Input data Block Start

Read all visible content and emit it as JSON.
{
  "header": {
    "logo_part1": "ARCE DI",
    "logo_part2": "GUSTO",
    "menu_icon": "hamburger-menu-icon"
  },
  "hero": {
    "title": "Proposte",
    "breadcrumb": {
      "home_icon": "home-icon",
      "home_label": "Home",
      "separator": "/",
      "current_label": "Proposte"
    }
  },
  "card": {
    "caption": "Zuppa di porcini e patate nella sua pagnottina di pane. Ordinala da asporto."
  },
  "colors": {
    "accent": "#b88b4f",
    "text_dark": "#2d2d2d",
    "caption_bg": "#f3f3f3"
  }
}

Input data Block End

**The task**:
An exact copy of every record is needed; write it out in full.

**Written reply**:
Read all visible content and emit it as JSON.
{
  "header": {
    "logo_part1": "ARCE DI",
    "logo_part2": "GUSTO",
    "menu_icon": "hamburger-menu-icon"
  },
  "hero": {
    "title": "Proposte",
    "breadcrumb": {
      "home_icon": "home-icon",
      "home_label": "Home",
      "separator": "/",
      "current_label": "Proposte"
    }
  },
  "card": {
    "caption": "Zuppa di porcini e patate nella sua pagnottina di pane. Ordinala da asporto."
  },
  "colors": {
    "accent": "#b88b4f",
    "text_dark": "#2d2d2d",
    "caption_bg": "#f3f3f3"
  }
}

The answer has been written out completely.